ENTRIES SHOWN: Begin
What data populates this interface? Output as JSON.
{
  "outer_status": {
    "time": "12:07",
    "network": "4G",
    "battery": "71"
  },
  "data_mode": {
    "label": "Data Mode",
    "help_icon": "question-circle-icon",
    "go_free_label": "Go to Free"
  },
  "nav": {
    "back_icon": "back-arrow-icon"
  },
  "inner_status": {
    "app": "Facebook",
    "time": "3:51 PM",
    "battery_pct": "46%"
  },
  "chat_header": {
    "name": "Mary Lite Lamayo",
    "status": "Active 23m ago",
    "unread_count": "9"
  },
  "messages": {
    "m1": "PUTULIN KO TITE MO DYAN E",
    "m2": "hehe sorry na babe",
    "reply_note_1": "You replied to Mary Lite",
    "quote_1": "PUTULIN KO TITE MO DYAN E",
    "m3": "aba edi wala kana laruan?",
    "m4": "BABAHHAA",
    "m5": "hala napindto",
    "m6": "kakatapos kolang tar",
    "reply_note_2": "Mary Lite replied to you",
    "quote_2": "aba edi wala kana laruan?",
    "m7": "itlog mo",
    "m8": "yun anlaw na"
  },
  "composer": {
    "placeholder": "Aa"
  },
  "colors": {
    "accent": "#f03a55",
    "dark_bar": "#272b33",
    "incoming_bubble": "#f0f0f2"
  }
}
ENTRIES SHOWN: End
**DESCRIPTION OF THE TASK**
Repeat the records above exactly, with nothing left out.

**WRITTEN ANSWER**
What data populates this interface? Output as JSON.
{
  "outer_status": {
    "time": "12:07",
    "network": "4G",
    "battery": "71"
  },
  "data_mode": {
    "label": "Data Mode",
    "help_icon": "question-circle-icon",
    "go_free_label": "Go to Free"
  },
  "nav": {
    "back_icon": "back-arrow-icon"
  },
  "inner_status": {
    "app": "Facebook",
    "time": "3:51 PM",
    "battery_pct": "46%"
  },
  "chat_header": {
    "name": "Mary Lite Lamayo",
    "status": "Active 23m ago",
    "unread_count": "9"
  },
  "messages": {
    "m1": "PUTULIN KO TITE MO DYAN E",
    "m2": "hehe sorry na babe",
    "reply_note_1": "You replied to Mary Lite",
    "quote_1": "PUTULIN KO TITE MO DYAN E",
    "m3": "aba edi wala kana laruan?",
    "m4": "BABAHHAA",
    "m5": "hala napindto",
    "m6": "kakatapos kolang tar",
    "reply_note_2": "Mary Lite replied to you",
    "quote_2": "aba edi wala kana laruan?",
    "m7": "itlog mo",
    "m8": "yun anlaw na"
  },
  "composer": {
    "placeholder": "Aa"
  },
  "colors": {
    "accent": "#f03a55",
    "dark_bar": "#272b33",
    "incoming_bubble": "#f0f0f2"
  }
}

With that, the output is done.